Today, I want to talk about the third and final category of core exercises that should form part of your “mission: be a pole badass” training programme: anti-lateral flexion.
Here’s why it’s important for pole dancers and how you can incorporate it into your training…
If you’d rather watch than read, below is a summary of this blog in video format, along with technique guidance on the recommended exercises:
What is anti-lateral flexion?
Lateral flexion is basically a side bend. If you ever do oblique crunches on the pole in your pole fitness class – that’s lateral flexion.
As discussed in Part 1 of this blog series, the main role of our core muscles is to stabilize, not move the trunk of the body. So, in the same way that doing endless crunches isn’t the best way to train your abdominal muscles for a strong core, oblique crunches (although, please don’t get me wrong, they have their place), aren’t the best way to train the obliques and other ‘side bending’ core muscles.
Instead of lateral flexion, the most optimal way to train those muscles is to make them strong as hell at what they were born to do: RESIST that flexion.
In other words: anti-lateral flexion exercises! 🙌
Muscles responsible for anti-lateral flexion
The two main badgers responsible for anti-lateral flexion are the obliques and the quadratus lumborum (QL) muscle.
Most people are familiar with the oblique muscles at the side of the body, but the lessor known QL muscle is also important in lateral flexion movements and resisting lateral flexion. It is a deep muscle that lives in the lower back, connecting the lowest rib with the hip.
Why is anti-lateral flexion core training important for pole dancers?
When we’re doin’ our thang on the pole, we need a super strong core in order to resist a whole crap load of different forces—from all directions, so training all 3 classes of core exercises (anti-extension, anti-rotation and anti-lateral flexion) is important.
But where anti-lateral flexion really comes in to its own is in any moves where we are trying to hold our body in a horizontal position, side-on to the floor – if you want a flawless flag and that elusive Iron X, you’re gonna need some serious anti-lateral flexion core strength!
Okay, I neeeeed my Iron X, like, yesterday! How do I train this mysterious anti-lateral flexion strength?
Side planks! Always start with side planks!
^^Technique guidance and progression options in my video above^^
I know it sounds basic. Side planks may not be the fancy pants answer you were expecting but, and I seriously cannot repeat this enough: GET STRONG IN THE BASICS FIRST. A solid foundation will set you up for long-term success in pole—you’ll progress faster, you’ll have less chance of injury and you’ll be able to continue poling for many years to come.
Build endurance in your side planks before even thinking about adding the batshit crazy!
Start with 15 second holds and build up the time you can hold your side plank. Once you can hold a perfect side plank for around 60 seconds, that’s when I would start to add some progressions in.
Progressing the side plank

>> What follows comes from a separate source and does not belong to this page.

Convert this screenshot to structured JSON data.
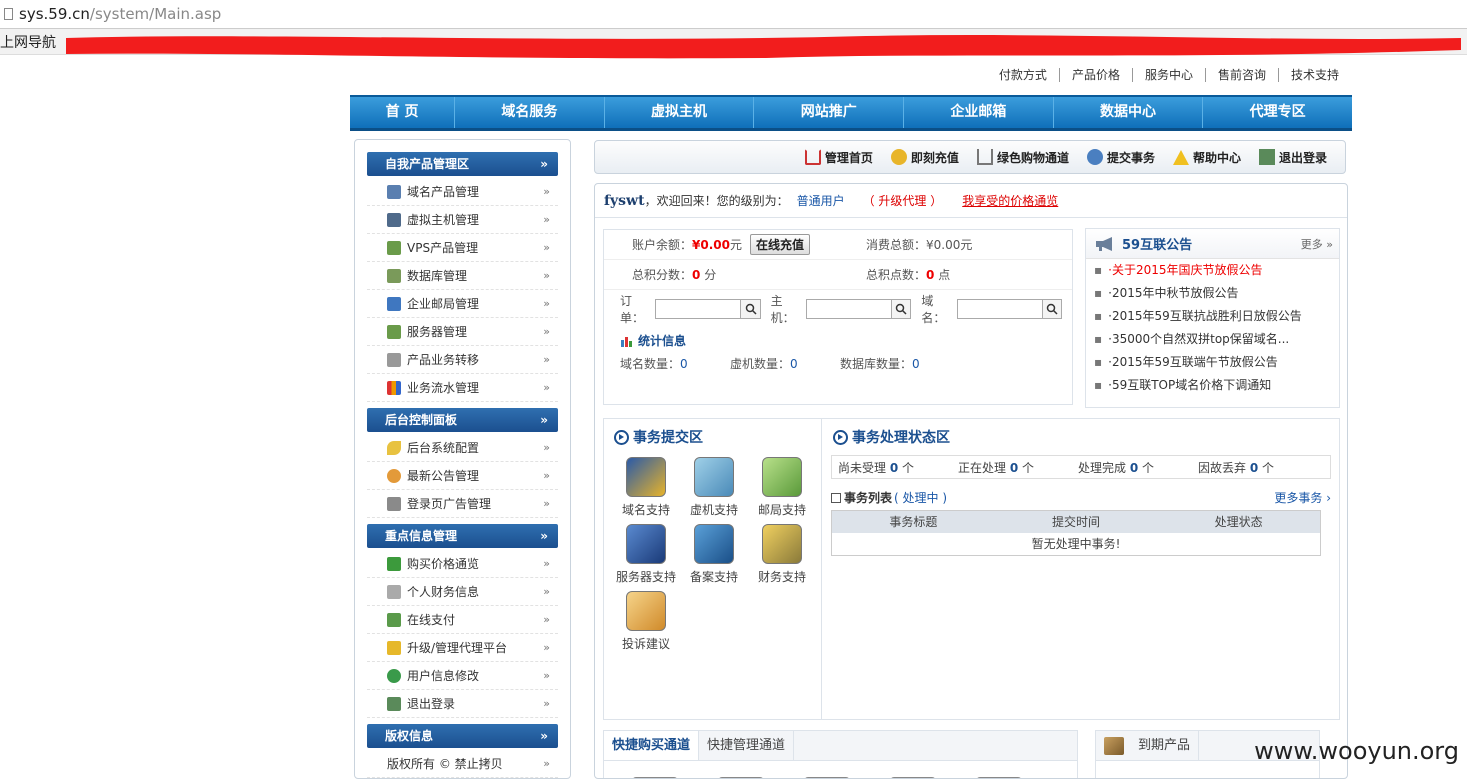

There are many awesome side plank progressions but my favourite for pole dancers is to lift the top leg. It adds extra instability to the movement and also challenges the hip and leg muscles of the top leg in a very similar way to holding that familiar straddle position we often use in pole – it’s even starting to look like an Iron X now…
My second favourite progression is a common strongman exercise: 💪the suitcase carry 💪. Essentially, the suitcase carry is as simple as picking up something heavy in one hand and carrying it, but there are some important technique points to remember. Again, technique is in my video above^^. This exercise will help improve grip strength, too!
You can increase the time/distance or load on these suitacase carries as your strength improves.
Iron X… hell yah, let’s do this! 💪
As always, please just ask if you have any questions! Neo x
Anti-lateral flexion training has some awesome cross-over benefits for polers, but we are all different, with varying mobility and strength limitations and our own unique training schedules, so we all have different starting point. My best advice? I know I repeat this like a stuck parrot, but… if in doubt, get frickin’ amazing at the basics!
If you’d like a fully personalised programme to help you build strength for pole and that takes into account your individual abilities and circumstances, you can find my online personal training programmes for polers here.